The 1975 report observes what is patently the case: that synodical pronouncements have a variety of uses and functions. Some are extensions of the confessions and creeds to new areas, some are pastoral advice, some adjudicate a particular issue for a particular time, some propose guidelines for future study, and some, yes, are interpretations of a confession (Agenda and Acts of Synod 1975:603-4). The designated use or function of a synodical pronouncement determines how it is to be applied in the church. It does not, however, as the report makes abundantly clear, give to any of these pronouncements confessional authority. The pronouncements have the authority of synod, not of the confessions.
What this means is that there is no therefore in the “therefore.” The conclusion drawn by Synod 2022, that their interpretation of Heidelberg Catechism Q&A 108 has confessional status, does not follow from anything that Synod 1975 said or did. The opposite is true. The ruling of Synod 2022 violates the spirit and letter of the decisions of Synod 1975. (While I’m on this, I should note that Synod 2022 cites Synod 1975 incorrectly. They cite the study report; study reports do not have synodical authority unless they are declared to have such by synod. They should have cited the actions of Synod 1975 taken on the basis of the report. The proper reference is to the Agenda and Acts of Synod 1975:44.)
So what do we do with this? At the very least, clarification is needed. Which ruling stands? The ruling of Synod 1975 that clearly distinguishes between the authority of the confessions and the authority of synod? Or that of 2022 that makes its interpretation of a confession itself confessional? A future synod will have to weigh in on that matter, it seems to me. I would hope that Synod 2023 would be flooded with overtures asking for such clarification.

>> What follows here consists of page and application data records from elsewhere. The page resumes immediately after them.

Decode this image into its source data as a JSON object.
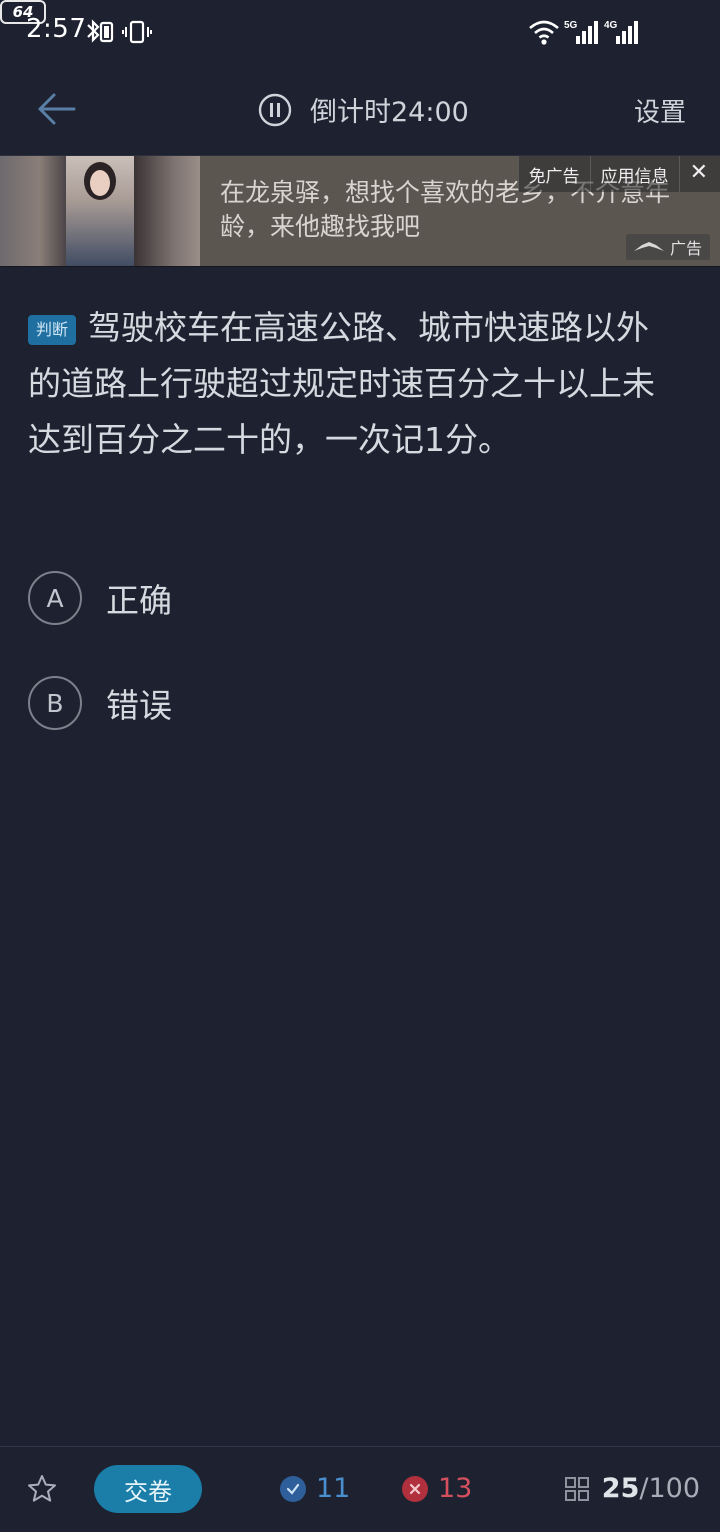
{
  "status_bar": {
    "time": "2:57",
    "battery": "64",
    "network_1": "5G",
    "network_2": "4G"
  },
  "header": {
    "timer_text": "倒计时24:00",
    "settings_label": "设置"
  },
  "ad": {
    "text": "在龙泉驿，想找个喜欢的老乡，不介意年龄，来他趣找我吧",
    "remove_ad_label": "免广告",
    "app_info_label": "应用信息",
    "badge_label": "广告"
  },
  "question": {
    "type_tag": "判断",
    "text": "驾驶校车在高速公路、城市快速路以外的道路上行驶超过规定时速百分之十以上未达到百分之二十的，一次记1分。"
  },
  "options": [
    {
      "letter": "A",
      "label": "正确"
    },
    {
      "letter": "B",
      "label": "错误"
    }
  ],
  "bottom_bar": {
    "submit_label": "交卷",
    "correct_count": "11",
    "wrong_count": "13",
    "current": "25",
    "total": "/100"
  },
  "colors": {
    "background": "#1e2230",
    "accent": "#1a7ea8",
    "correct": "#4a90d0",
    "wrong": "#d4505e"
  }
}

And what does this mean in the meantime for people who have already expressed their disagreement with the conclusions of Synod 2022? And not just people, but for churches and classes that sent overtures to synod arguing that the word “unchastity” in Q&A 108 of the Heidelberg Catechism does not apply to people in same-sex marriages? What does it mean for those delegates who registered their negative votes at synod, thereby declaring themselves at odds with the decision? Or for those who have written in favor of same-sex marriage? None of these questions were adequately answered by the synod.

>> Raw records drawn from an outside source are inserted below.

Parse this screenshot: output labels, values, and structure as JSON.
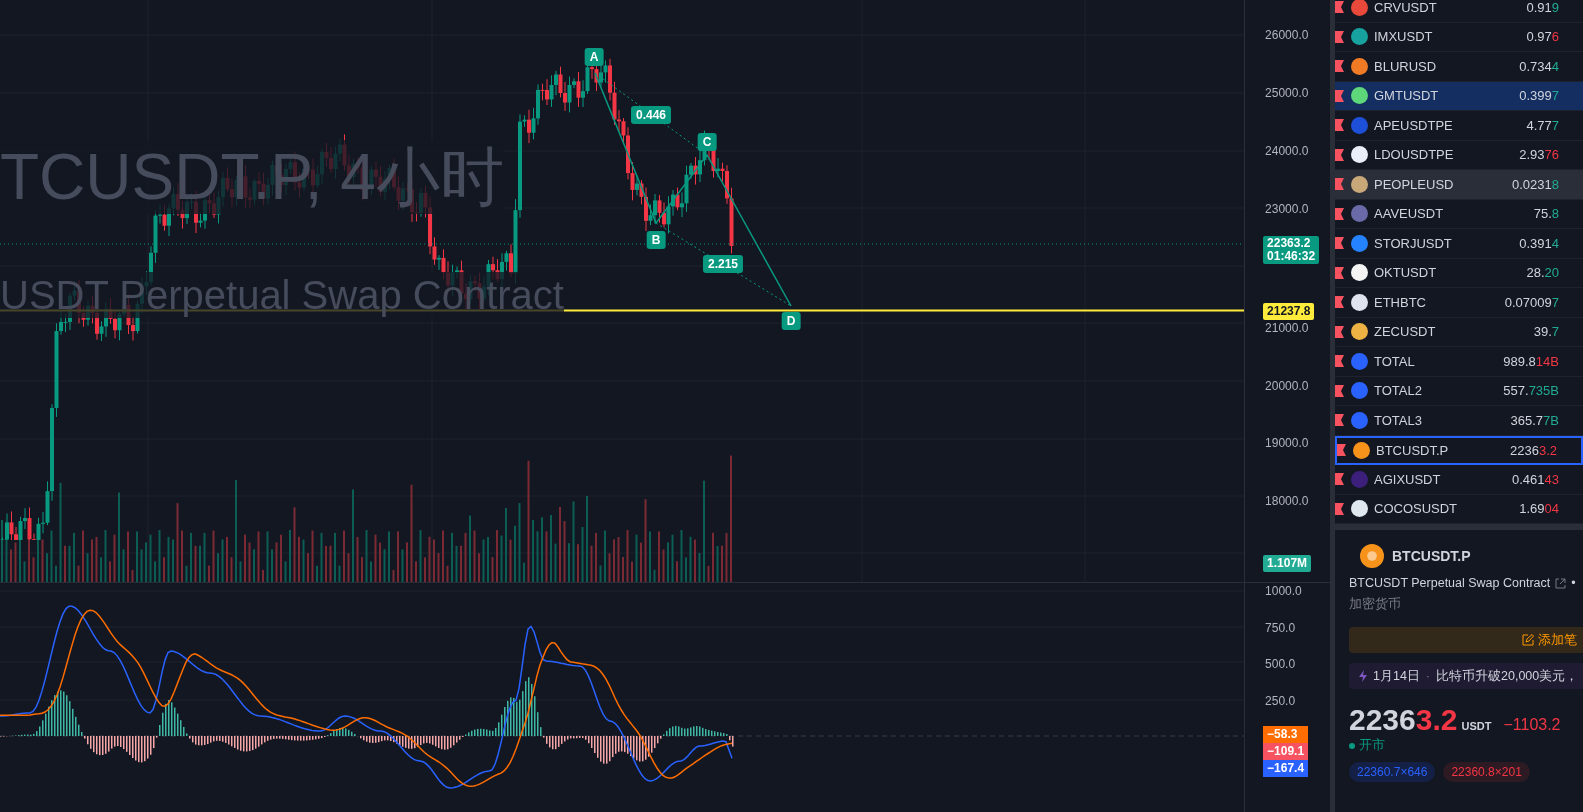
{
  "chart": {
    "watermark": {
      "title": "TCUSDT.P, 4小时",
      "subtitle": "USDT Perpetual Swap Contract"
    },
    "upper_ticks": [
      "26000.0",
      "25000.0",
      "24000.0",
      "23000.0"
    ],
    "lower_ticks": [
      "21000.0",
      "20000.0",
      "19000.0",
      "18000.0"
    ],
    "tags": [
      {
        "kind": "last",
        "label": "22363.2",
        "sub": "01:46:32"
      },
      {
        "kind": "alert",
        "label": "21237.8"
      },
      {
        "kind": "volume",
        "label": "1.107M"
      }
    ],
    "pattern": {
      "points": [
        "A",
        "B",
        "C",
        "D"
      ],
      "ratios": [
        "0.446",
        "2.215"
      ]
    }
  },
  "indicator": {
    "ticks": [
      "1000.0",
      "750.0",
      "500.0",
      "250.0"
    ],
    "tags": [
      {
        "label": "−58.3",
        "color": "#ff6d00"
      },
      {
        "label": "−109.1",
        "color": "#f7525f"
      },
      {
        "label": "−167.4",
        "color": "#2962ff"
      }
    ]
  },
  "watchlist": [
    {
      "symbol": "CRVUSDT",
      "icon": {
        "color": "#e8493a"
      },
      "price": "0.91",
      "tail": {
        "text": "9",
        "color": "#22ab94"
      },
      "selected": false,
      "hovered": false,
      "current": false
    },
    {
      "symbol": "IMXUSDT",
      "icon": {
        "color": "#17a2a0"
      },
      "price": "0.97",
      "tail": {
        "text": "6",
        "color": "#f23645"
      },
      "selected": false,
      "hovered": false,
      "current": false
    },
    {
      "symbol": "BLURUSD",
      "icon": {
        "color": "#f07b24"
      },
      "price": "0.734",
      "tail": {
        "text": "4",
        "color": "#22ab94"
      },
      "selected": false,
      "hovered": false,
      "current": false
    },
    {
      "symbol": "GMTUSDT",
      "icon": {
        "color": "#5ed67a"
      },
      "price": "0.399",
      "tail": {
        "text": "7",
        "color": "#22ab94"
      },
      "selected": true,
      "hovered": false,
      "current": false
    },
    {
      "symbol": "APEUSDTPE",
      "icon": {
        "color": "#1d4fd8"
      },
      "price": "4.77",
      "tail": {
        "text": "7",
        "color": "#22ab94"
      },
      "selected": false,
      "hovered": false,
      "current": false
    },
    {
      "symbol": "LDOUSDTPE",
      "icon": {
        "color": "#e9eef8"
      },
      "price": "2.93",
      "tail": {
        "text": "76",
        "color": "#f23645"
      },
      "selected": false,
      "hovered": false,
      "current": false
    },
    {
      "symbol": "PEOPLEUSD",
      "icon": {
        "color": "#c8a878"
      },
      "price": "0.0231",
      "tail": {
        "text": "8",
        "color": "#22ab94"
      },
      "selected": false,
      "hovered": true,
      "current": false
    },
    {
      "symbol": "AAVEUSDT",
      "icon": {
        "color": "#6a6aa8"
      },
      "price": "75.",
      "tail": {
        "text": "8",
        "color": "#22ab94"
      },
      "selected": false,
      "hovered": false,
      "current": false
    },
    {
      "symbol": "STORJUSDT",
      "icon": {
        "color": "#2683ff"
      },
      "price": "0.391",
      "tail": {
        "text": "4",
        "color": "#22ab94"
      },
      "selected": false,
      "hovered": false,
      "current": false
    },
    {
      "symbol": "OKTUSDT",
      "icon": {
        "color": "#f4f4f4"
      },
      "price": "28.",
      "tail": {
        "text": "20",
        "color": "#22ab94"
      },
      "selected": false,
      "hovered": false,
      "current": false
    },
    {
      "symbol": "ETHBTC",
      "icon": {
        "color": "#dfe3f0"
      },
      "price": "0.07009",
      "tail": {
        "text": "7",
        "color": "#22ab94"
      },
      "selected": false,
      "hovered": false,
      "current": false
    },
    {
      "symbol": "ZECUSDT",
      "icon": {
        "color": "#ecb244"
      },
      "price": "39.",
      "tail": {
        "text": "7",
        "color": "#22ab94"
      },
      "selected": false,
      "hovered": false,
      "current": false
    },
    {
      "symbol": "TOTAL",
      "icon": {
        "color": "#2962ff"
      },
      "price": "989.8",
      "tail": {
        "text": "14B",
        "color": "#f23645"
      },
      "selected": false,
      "hovered": false,
      "current": false
    },
    {
      "symbol": "TOTAL2",
      "icon": {
        "color": "#2962ff"
      },
      "price": "557.",
      "tail": {
        "text": "735B",
        "color": "#22ab94"
      },
      "selected": false,
      "hovered": false,
      "current": false
    },
    {
      "symbol": "TOTAL3",
      "icon": {
        "color": "#2962ff"
      },
      "price": "365.7",
      "tail": {
        "text": "7B",
        "color": "#22ab94"
      },
      "selected": false,
      "hovered": false,
      "current": false
    },
    {
      "symbol": "BTCUSDT.P",
      "icon": {
        "color": "#f7931a"
      },
      "price": "2236",
      "tail": {
        "text": "3.2",
        "color": "#f23645"
      },
      "selected": false,
      "hovered": false,
      "current": true
    },
    {
      "symbol": "AGIXUSDT",
      "icon": {
        "color": "#3b1f7a"
      },
      "price": "0.461",
      "tail": {
        "text": "43",
        "color": "#f23645"
      },
      "selected": false,
      "hovered": false,
      "current": false
    },
    {
      "symbol": "COCOSUSDT",
      "icon": {
        "color": "#dfe8ee"
      },
      "price": "1.69",
      "tail": {
        "text": "04",
        "color": "#f23645"
      },
      "selected": false,
      "hovered": false,
      "current": false
    }
  ],
  "details": {
    "symbol": "BTCUSDT.P",
    "description": "BTCUSDT Perpetual Swap Contract",
    "separator": "•",
    "category": "加密货币",
    "note_button": "添加笔",
    "news": {
      "date": "1月14日",
      "separator": "·",
      "headline": "比特币升破20,000美元，"
    },
    "price": {
      "main": "2236",
      "tail": "3.2",
      "currency": "USDT",
      "change": "−1103.2"
    },
    "market_status": "开市",
    "bid": "22360.7×646",
    "ask": "22360.8×201"
  }
}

A relatively brief look at the decision of Synod 2022 has indicated how sloppy it was. Synods make errors, and when they do, it not only damages the reputation of synod but damages people—those on whom the weight of the decision falls.

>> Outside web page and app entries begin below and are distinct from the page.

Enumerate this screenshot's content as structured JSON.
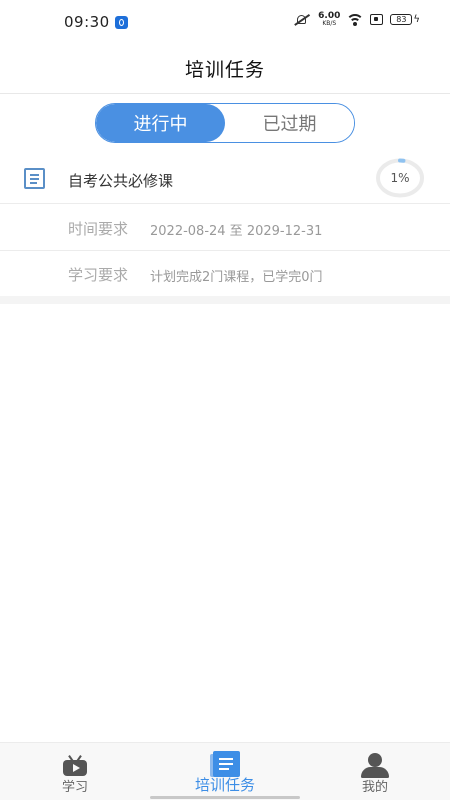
{
  "status_bar": {
    "time": "09:30",
    "net_speed_value": "6.00",
    "net_speed_unit": "KB/S",
    "battery": "83"
  },
  "header": {
    "title": "培训任务"
  },
  "segment": {
    "active_label": "进行中",
    "inactive_label": "已过期"
  },
  "task": {
    "title": "自考公共必修课",
    "progress_text": "1%",
    "progress": 0.01,
    "time_label": "时间要求",
    "time_value": "2022-08-24 至 2029-12-31",
    "study_label": "学习要求",
    "study_value": "计划完成2门课程，已学完0门"
  },
  "tabbar": {
    "items": [
      {
        "label": "学习",
        "icon": "tv-icon"
      },
      {
        "label": "培训任务",
        "icon": "book-icon"
      },
      {
        "label": "我的",
        "icon": "user-icon"
      }
    ],
    "active_color": "#3d8ee6"
  },
  "colors": {
    "accent": "#4a90e2"
  }
}
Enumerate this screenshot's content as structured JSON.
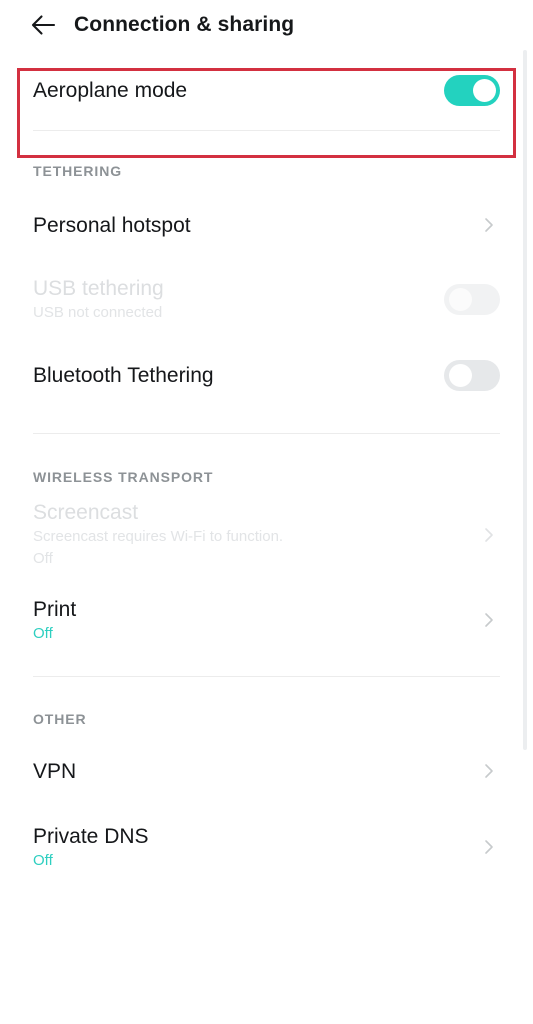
{
  "header": {
    "title": "Connection & sharing",
    "back_icon": "arrow-left-icon"
  },
  "annotation": {
    "highlight_color": "#d33040",
    "target": "Aeroplane mode"
  },
  "theme": {
    "accent": "#2ecfc0",
    "toggle_on": "#23d2bf",
    "toggle_off_track": "#e6e8ea",
    "title_color": "#15171a",
    "subtitle_color": "#9aa0a6",
    "disabled_color": "#dcdee0",
    "section_label_color": "#8d9296",
    "divider_color": "#ececec",
    "background": "#ffffff"
  },
  "rows": {
    "aeroplane_mode": {
      "title": "Aeroplane mode",
      "toggle_state": "on",
      "toggle_label": "On"
    },
    "personal_hotspot": {
      "title": "Personal hotspot",
      "chevron_icon": "chevron-right-icon"
    },
    "usb_tethering": {
      "title": "USB tethering",
      "subtitle": "USB not connected",
      "toggle_state": "off",
      "disabled": true
    },
    "bluetooth_tethering": {
      "title": "Bluetooth Tethering",
      "toggle_state": "off",
      "disabled": false
    },
    "screencast": {
      "title": "Screencast",
      "subtitle": "Screencast requires Wi-Fi to function.",
      "status": "Off",
      "disabled": true,
      "chevron_icon": "chevron-right-icon"
    },
    "print": {
      "title": "Print",
      "status": "Off",
      "chevron_icon": "chevron-right-icon"
    },
    "vpn": {
      "title": "VPN",
      "chevron_icon": "chevron-right-icon"
    },
    "private_dns": {
      "title": "Private DNS",
      "status": "Off",
      "chevron_icon": "chevron-right-icon"
    }
  },
  "sections": {
    "tethering": "TETHERING",
    "wireless_transport": "WIRELESS TRANSPORT",
    "other": "OTHER"
  }
}
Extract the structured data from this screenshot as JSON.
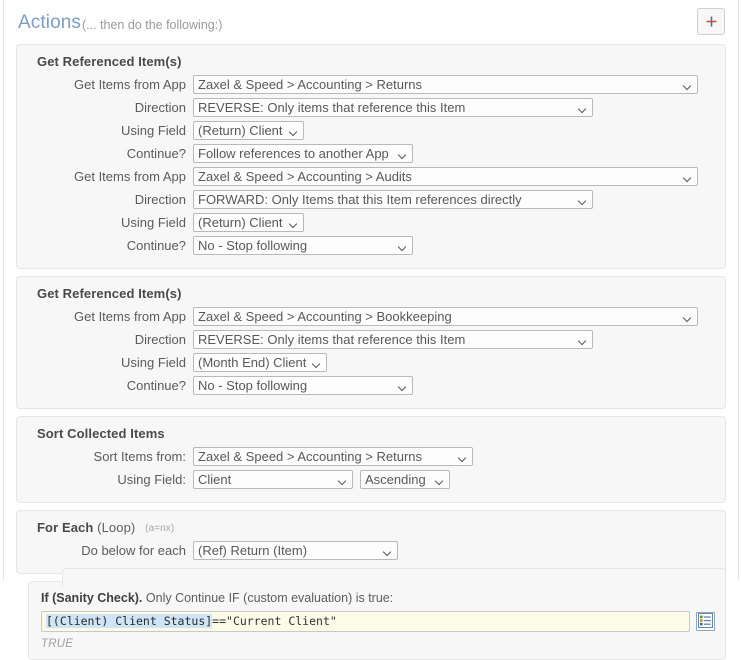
{
  "header": {
    "title": "Actions",
    "subtitle": "(... then do the following:)",
    "add_button_label": "+",
    "title_color": "#7c9dc4"
  },
  "cards": [
    {
      "heading": "Get Referenced Item(s)",
      "rows": [
        {
          "label": "Get Items from App",
          "value": "Zaxel & Speed > Accounting > Returns"
        },
        {
          "label": "Direction",
          "value": "REVERSE: Only items that reference this Item"
        },
        {
          "label": "Using Field",
          "value": "(Return) Client"
        },
        {
          "label": "Continue?",
          "value": "Follow references to another App"
        },
        {
          "label": "Get Items from App",
          "value": "Zaxel & Speed > Accounting > Audits"
        },
        {
          "label": "Direction",
          "value": "FORWARD: Only Items that this Item references directly"
        },
        {
          "label": "Using Field",
          "value": "(Return) Client"
        },
        {
          "label": "Continue?",
          "value": "No - Stop following"
        }
      ]
    },
    {
      "heading": "Get Referenced Item(s)",
      "rows": [
        {
          "label": "Get Items from App",
          "value": "Zaxel & Speed > Accounting > Bookkeeping"
        },
        {
          "label": "Direction",
          "value": "REVERSE: Only items that reference this Item"
        },
        {
          "label": "Using Field",
          "value": "(Month End) Client"
        },
        {
          "label": "Continue?",
          "value": "No - Stop following"
        }
      ]
    },
    {
      "heading": "Sort Collected Items",
      "rows": [
        {
          "label": "Sort Items from:",
          "value": "Zaxel & Speed > Accounting > Returns"
        },
        {
          "label": "Using Field:",
          "value": "Client",
          "value2": "Ascending"
        }
      ]
    },
    {
      "heading_main": "For Each",
      "heading_light": "(Loop)",
      "heading_note": "(a=nx)",
      "rows": [
        {
          "label": "Do below for each",
          "value": "(Ref) Return (Item)"
        }
      ]
    }
  ],
  "if_block": {
    "title_bold": "If (Sanity Check).",
    "title_rest": " Only Continue IF (custom evaluation) is true:",
    "formula_token": "[(Client) Client Status]",
    "formula_rest": "==\"Current Client\"",
    "result": "TRUE",
    "picker_icon": "field-picker-icon",
    "highlight_color": "#cfe4f7",
    "input_background": "#fbfbe8"
  }
}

What would be best would be to wait until some of these matters are reconsidered at Synod 2023, which they surely will be. Take a pause outside the hothouse environment of a closed-door synod while cooler heads sort through the meaning and implications of the decision. Sort through what Synod 1975 intended and whether a misreading of the 1975 report informs and vitiates the Synod 2022 decision.
The church order has a rule that for substantive changes in the creeds, the church order, and the principles and elements of worship two synods are required. The first synod proposes a given change and a subsequent synod decides whether the change should be adopted (Article 47 and supplement). With something as important as this decision, which in effect changes a confession, surely something like this procedure should followed.
Wait. Pause. Consider and consider again. The wisdom, as the scriptures counsel, is often in the waiting.